Goodluck Jonathan - Christian President originally elected along with Umaru Yar'Adua (President). He is from the People's Democratic Party (PDP). After Yar'Adua left the country for Saudi Arabia for medical treatment, Jonathan was allowed by the judicial and legislative branches to take over as Acting President. This was an important transition of power because it would have been easy for the country to fall into chaos without the president. In April 2011 he won the presidency in his own right. He also had some pretty awesome campaign ads.

Igbo (Ibo)- a large ethnic group in southeastern Nigeria, predominantly Christian

MEND (Movement for the Emancipation of the Niger Delta)- an independent militant group bent on returning control of the oil in the Nigerian Delta to the people who live there with the added wish of reparations for the pollution that has already been spewed in the area.


Niger Delta- A regional hotspot of activism and rebel movement.

the Nigerian Labor Congress: The coordinating body for labors unions countrywide which has occasionally unified workers to strike to improve their status. Due to the antiunion stance of many of the military regimes that have governed Nigeria, the NLC's political power in recent years has been severely limited.

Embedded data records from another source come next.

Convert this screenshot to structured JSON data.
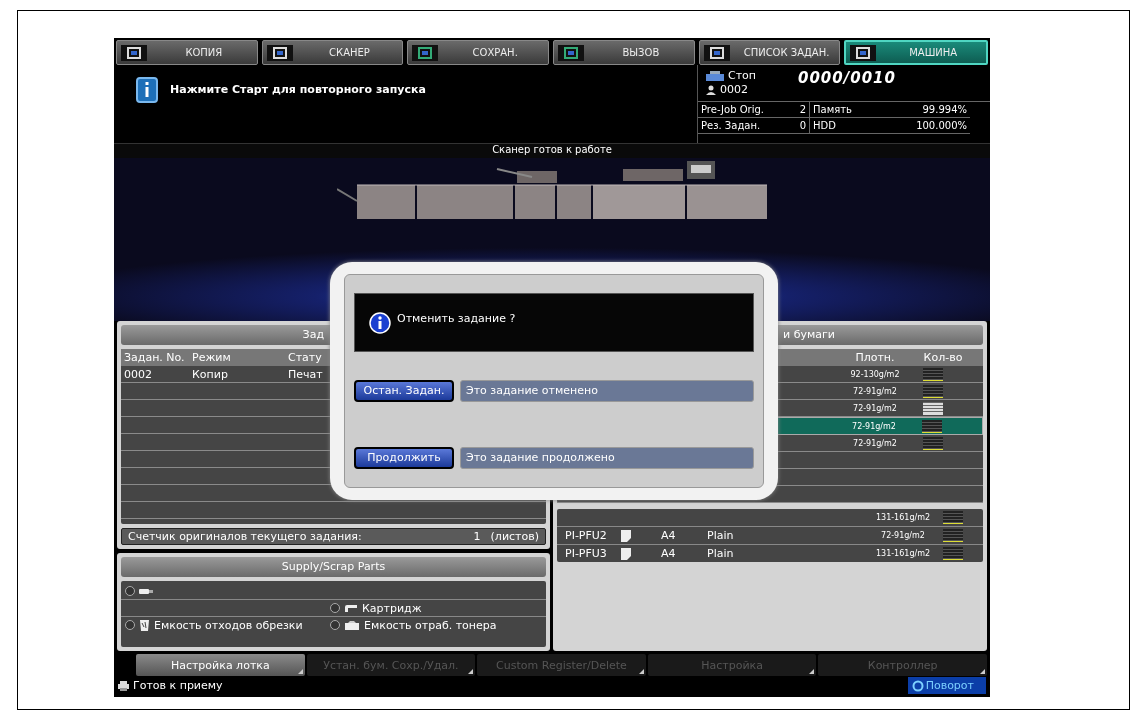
{
  "top_tabs": [
    {
      "label": "КОПИЯ",
      "selected": false
    },
    {
      "label": "СКАНЕР",
      "selected": false
    },
    {
      "label": "СОХРАН.",
      "selected": false
    },
    {
      "label": "ВЫЗОВ",
      "selected": false
    },
    {
      "label": "СПИСОК ЗАДАН.",
      "selected": false
    },
    {
      "label": "МАШИНА",
      "selected": true
    }
  ],
  "message": "Нажмите Старт для повторного запуска",
  "machine_status": {
    "state": "Стоп",
    "counter": "0000/0010",
    "user": "0002"
  },
  "status_table": [
    [
      "Pre-Job Orig.",
      "2",
      "Память",
      "99.994%"
    ],
    [
      "Рез. Задан.",
      "0",
      "HDD",
      "100.000%"
    ]
  ],
  "scanner_status": "Сканер готов к работе",
  "jobs_panel": {
    "title": "Зад",
    "columns": [
      "Задан. No.",
      "Режим",
      "Стату"
    ],
    "rows": [
      [
        "0002",
        "Копир",
        "Печат"
      ]
    ],
    "counter_label": "Счетчик оригиналов текущего задания:",
    "counter_value": "1",
    "counter_unit": "(листов)"
  },
  "supply_panel": {
    "title": "Supply/Scrap Parts",
    "rows": [
      {
        "left": {
          "kind": "toner"
        }
      },
      {
        "right": {
          "kind": "cartridge",
          "label": "Картридж"
        }
      },
      {
        "left": {
          "kind": "trim",
          "label": "Емкость отходов обрезки"
        },
        "right": {
          "kind": "waste",
          "label": "Емкость отраб. тонера"
        }
      }
    ]
  },
  "paper_panel": {
    "title": "и бумаги",
    "columns": [
      "Плотн.",
      "Кол-во"
    ],
    "trays": [
      {
        "weight": "92-130g/m2",
        "low": true,
        "selected": false
      },
      {
        "weight": "72-91g/m2",
        "low": true,
        "selected": false
      },
      {
        "weight": "72-91g/m2",
        "low": false,
        "selected": false
      },
      {
        "weight": "72-91g/m2",
        "low": true,
        "selected": true
      },
      {
        "weight": "72-91g/m2",
        "low": true,
        "selected": false
      }
    ],
    "bypass": [
      {
        "weight": "131-161g/m2",
        "low": true
      },
      {
        "tray": "PI-PFU2",
        "size": "A4",
        "type": "Plain",
        "weight": "72-91g/m2",
        "low": true
      },
      {
        "tray": "PI-PFU3",
        "size": "A4",
        "type": "Plain",
        "weight": "131-161g/m2",
        "low": true
      }
    ]
  },
  "dialog": {
    "message": "Отменить задание ?",
    "actions": [
      {
        "button": "Остан. Задан.",
        "description": "Это задание отменено"
      },
      {
        "button": "Продолжить",
        "description": "Это задание продолжено"
      }
    ]
  },
  "bottom_tabs": [
    {
      "label": "Настройка лотка",
      "disabled": false
    },
    {
      "label": "Устан. бум. Сохр./Удал.",
      "disabled": true
    },
    {
      "label": "Custom Register/Delete",
      "disabled": true
    },
    {
      "label": "Настройка",
      "disabled": true
    },
    {
      "label": "Контроллер",
      "disabled": true
    }
  ],
  "status_bar": {
    "text": "Готов к приему",
    "rotate": "Поворот"
  }
}
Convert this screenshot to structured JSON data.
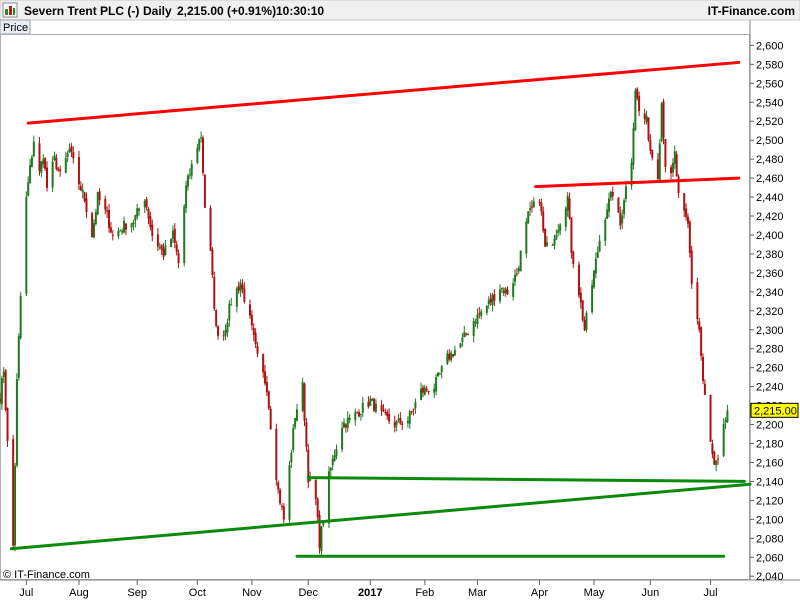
{
  "header": {
    "instrument": "Severn Trent PLC (-)",
    "period": "Daily",
    "quote": "2,215.00 (+0.91%)",
    "time": "10:30:10",
    "brand": "IT-Finance.com"
  },
  "footer": {
    "copyright": "© IT-Finance.com"
  },
  "price_tab": "Price",
  "colors": {
    "up": "#1f7a1f",
    "down": "#b01010",
    "resistance": "#ff0000",
    "support": "#0a8a0a",
    "last_badge": "#ffff00"
  },
  "chart_data": {
    "type": "candlestick",
    "ylim": [
      2036,
      2612
    ],
    "y_ticks": [
      {
        "v": 2040,
        "label": "2,040"
      },
      {
        "v": 2060,
        "label": "2,060"
      },
      {
        "v": 2080,
        "label": "2,080"
      },
      {
        "v": 2100,
        "label": "2,100"
      },
      {
        "v": 2120,
        "label": "2,120"
      },
      {
        "v": 2140,
        "label": "2,140"
      },
      {
        "v": 2160,
        "label": "2,160"
      },
      {
        "v": 2180,
        "label": "2,180"
      },
      {
        "v": 2200,
        "label": "2,200"
      },
      {
        "v": 2220,
        "label": "2,220"
      },
      {
        "v": 2240,
        "label": "2,240"
      },
      {
        "v": 2260,
        "label": "2,260"
      },
      {
        "v": 2280,
        "label": "2,280"
      },
      {
        "v": 2300,
        "label": "2,300"
      },
      {
        "v": 2320,
        "label": "2,320"
      },
      {
        "v": 2340,
        "label": "2,340"
      },
      {
        "v": 2360,
        "label": "2,360"
      },
      {
        "v": 2380,
        "label": "2,380"
      },
      {
        "v": 2400,
        "label": "2,400"
      },
      {
        "v": 2420,
        "label": "2,420"
      },
      {
        "v": 2440,
        "label": "2,440"
      },
      {
        "v": 2460,
        "label": "2,460"
      },
      {
        "v": 2480,
        "label": "2,480"
      },
      {
        "v": 2500,
        "label": "2,500"
      },
      {
        "v": 2520,
        "label": "2,520"
      },
      {
        "v": 2540,
        "label": "2,540"
      },
      {
        "v": 2560,
        "label": "2,560"
      },
      {
        "v": 2580,
        "label": "2,580"
      },
      {
        "v": 2600,
        "label": "2,600"
      }
    ],
    "x_range": [
      "2016-06-20",
      "2017-07-24"
    ],
    "x_ticks": [
      {
        "date": "2016-07-04",
        "label": "Jul"
      },
      {
        "date": "2016-08-01",
        "label": "Aug"
      },
      {
        "date": "2016-09-01",
        "label": "Sep"
      },
      {
        "date": "2016-10-03",
        "label": "Oct"
      },
      {
        "date": "2016-11-01",
        "label": "Nov"
      },
      {
        "date": "2016-12-01",
        "label": "Dec"
      },
      {
        "date": "2017-01-03",
        "label": "2017",
        "bold": true
      },
      {
        "date": "2017-02-01",
        "label": "Feb"
      },
      {
        "date": "2017-03-01",
        "label": "Mar"
      },
      {
        "date": "2017-04-03",
        "label": "Apr"
      },
      {
        "date": "2017-05-02",
        "label": "May"
      },
      {
        "date": "2017-06-01",
        "label": "Jun"
      },
      {
        "date": "2017-07-03",
        "label": "Jul"
      }
    ],
    "last_price": {
      "value": 2215,
      "label": "2,215.00"
    },
    "price_path": [
      [
        "2016-06-20",
        2230
      ],
      [
        "2016-06-22",
        2258
      ],
      [
        "2016-06-24",
        2180
      ],
      [
        "2016-06-27",
        2072
      ],
      [
        "2016-06-29",
        2245
      ],
      [
        "2016-07-01",
        2335
      ],
      [
        "2016-07-04",
        2438
      ],
      [
        "2016-07-06",
        2470
      ],
      [
        "2016-07-08",
        2500
      ],
      [
        "2016-07-11",
        2465
      ],
      [
        "2016-07-13",
        2485
      ],
      [
        "2016-07-15",
        2450
      ],
      [
        "2016-07-19",
        2480
      ],
      [
        "2016-07-22",
        2462
      ],
      [
        "2016-07-27",
        2490
      ],
      [
        "2016-08-01",
        2455
      ],
      [
        "2016-08-04",
        2438
      ],
      [
        "2016-08-08",
        2400
      ],
      [
        "2016-08-11",
        2440
      ],
      [
        "2016-08-16",
        2420
      ],
      [
        "2016-08-19",
        2398
      ],
      [
        "2016-08-25",
        2410
      ],
      [
        "2016-08-30",
        2415
      ],
      [
        "2016-09-05",
        2440
      ],
      [
        "2016-09-09",
        2400
      ],
      [
        "2016-09-15",
        2380
      ],
      [
        "2016-09-20",
        2400
      ],
      [
        "2016-09-23",
        2370
      ],
      [
        "2016-09-27",
        2450
      ],
      [
        "2016-10-03",
        2495
      ],
      [
        "2016-10-05",
        2505
      ],
      [
        "2016-10-07",
        2430
      ],
      [
        "2016-10-10",
        2380
      ],
      [
        "2016-10-13",
        2300
      ],
      [
        "2016-10-17",
        2295
      ],
      [
        "2016-10-21",
        2330
      ],
      [
        "2016-10-26",
        2350
      ],
      [
        "2016-10-31",
        2310
      ],
      [
        "2016-11-04",
        2270
      ],
      [
        "2016-11-09",
        2240
      ],
      [
        "2016-11-11",
        2200
      ],
      [
        "2016-11-15",
        2130
      ],
      [
        "2016-11-18",
        2100
      ],
      [
        "2016-11-21",
        2155
      ],
      [
        "2016-11-24",
        2210
      ],
      [
        "2016-11-28",
        2240
      ],
      [
        "2016-12-01",
        2145
      ],
      [
        "2016-12-05",
        2120
      ],
      [
        "2016-12-07",
        2075
      ],
      [
        "2016-12-09",
        2100
      ],
      [
        "2016-12-12",
        2145
      ],
      [
        "2016-12-15",
        2170
      ],
      [
        "2016-12-19",
        2200
      ],
      [
        "2016-12-23",
        2205
      ],
      [
        "2017-01-03",
        2225
      ],
      [
        "2017-01-09",
        2210
      ],
      [
        "2017-01-16",
        2200
      ],
      [
        "2017-01-23",
        2205
      ],
      [
        "2017-01-30",
        2235
      ],
      [
        "2017-02-06",
        2240
      ],
      [
        "2017-02-13",
        2270
      ],
      [
        "2017-02-20",
        2285
      ],
      [
        "2017-02-27",
        2310
      ],
      [
        "2017-03-06",
        2325
      ],
      [
        "2017-03-13",
        2345
      ],
      [
        "2017-03-17",
        2340
      ],
      [
        "2017-03-22",
        2360
      ],
      [
        "2017-03-28",
        2420
      ],
      [
        "2017-04-03",
        2440
      ],
      [
        "2017-04-06",
        2385
      ],
      [
        "2017-04-10",
        2395
      ],
      [
        "2017-04-13",
        2410
      ],
      [
        "2017-04-18",
        2440
      ],
      [
        "2017-04-20",
        2385
      ],
      [
        "2017-04-24",
        2340
      ],
      [
        "2017-04-27",
        2300
      ],
      [
        "2017-05-02",
        2360
      ],
      [
        "2017-05-05",
        2395
      ],
      [
        "2017-05-09",
        2430
      ],
      [
        "2017-05-12",
        2445
      ],
      [
        "2017-05-16",
        2410
      ],
      [
        "2017-05-18",
        2440
      ],
      [
        "2017-05-22",
        2480
      ],
      [
        "2017-05-24",
        2555
      ],
      [
        "2017-05-26",
        2530
      ],
      [
        "2017-05-30",
        2520
      ],
      [
        "2017-06-01",
        2490
      ],
      [
        "2017-06-05",
        2465
      ],
      [
        "2017-06-07",
        2540
      ],
      [
        "2017-06-09",
        2475
      ],
      [
        "2017-06-12",
        2460
      ],
      [
        "2017-06-14",
        2485
      ],
      [
        "2017-06-16",
        2440
      ],
      [
        "2017-06-19",
        2420
      ],
      [
        "2017-06-21",
        2410
      ],
      [
        "2017-06-23",
        2350
      ],
      [
        "2017-06-27",
        2300
      ],
      [
        "2017-06-29",
        2245
      ],
      [
        "2017-07-03",
        2180
      ],
      [
        "2017-07-05",
        2155
      ],
      [
        "2017-07-07",
        2160
      ],
      [
        "2017-07-10",
        2195
      ],
      [
        "2017-07-12",
        2215
      ]
    ],
    "trendlines": [
      {
        "role": "resistance",
        "from": [
          "2016-07-05",
          2518
        ],
        "to": [
          "2017-07-18",
          2582
        ]
      },
      {
        "role": "resistance",
        "from": [
          "2017-04-01",
          2451
        ],
        "to": [
          "2017-07-18",
          2460
        ]
      },
      {
        "role": "support",
        "from": [
          "2016-06-26",
          2069
        ],
        "to": [
          "2017-07-24",
          2137
        ]
      },
      {
        "role": "support",
        "from": [
          "2016-12-01",
          2144
        ],
        "to": [
          "2017-07-21",
          2140
        ]
      },
      {
        "role": "support",
        "from": [
          "2016-11-25",
          2061
        ],
        "to": [
          "2017-07-10",
          2061
        ]
      }
    ]
  }
}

Obasanjo, Olusegun- a retired Nigerian Army General. Obasanjo was a career soldier before serving twice as his nation's head of state. He first came to power as the military ruler who helped create the Second Republic. That was from 1976-1999. His second term was 1999-2007, as an elected president. He implemented structural adjustment
Prebendalism: The sense of entitlement many people have to the revenues of the Nigerian State-leads to corruption and serious money being stolen from government officials. A patron-client hierarchy in government where money (rather than positions like in nomenklatura) is exchanged for political favors. This is the unique feature of the widespread corruption in NIgeria, and is often times based on ethnicity.
Saro-Wiwa, Ken-a member of the Ogoni people, Saro-Wiwa started a non-violent movement known as MOSOP, Movement for the Survival of the Ogoni People. People of this movement targeted the environment damage caused by oil-industries, especially Shell and protested against the pollution caused by such industries. Wiwa was eventually executed in 1995.Structural Adjustment- A term used to describe the policy changes implemented by the International Money Fund (IMF) and the World Bank in developing countries. These policy changes are conditions for getting new loans from the IMF or World Bank, or for obtaining lower interest rates on existing loans. The IMF wanted to curb government spending, increase the privatization of government-held firms, reduce subsidies, and reduce of government bureaucracies. Implemented by Obasanjo, structural adjustment has been unpopular. The social cost to the Nigerian people of meeting the IMF's demands were too high for them to follow.
Umaru Yar’Adua - He is the former President of Nigeria (head of government and head of state). He is a member of the ruling People's Democratic Party (PDP). He won the presidency with 70 percent of the vote although this result is largely contested due to rampant electoral fraud. He is Muslim. While still technically President, Acting President Goodluck Jonathan was placed in power as Yar'Adua attempted to recover from his sickness, and eventually died.

Yoruba- are one of the largest ethno-linguistic or ethnic groups in west Africa.[6] The majority of the Yoruba speak the Yoruba language
(Yoruba: èdèe Yorùbá; èdè). The Yoruba constitute around 30 million individuals throughout West Africa[7] and are found predominantly in Nigeria with approximately 21 percent of its total population

some fun facts:
the Mortality rate has been decreasing at a fast rate. It makes me wonder, even in the conditions in Nigeria, what they are doing to decrease their child mortality rate.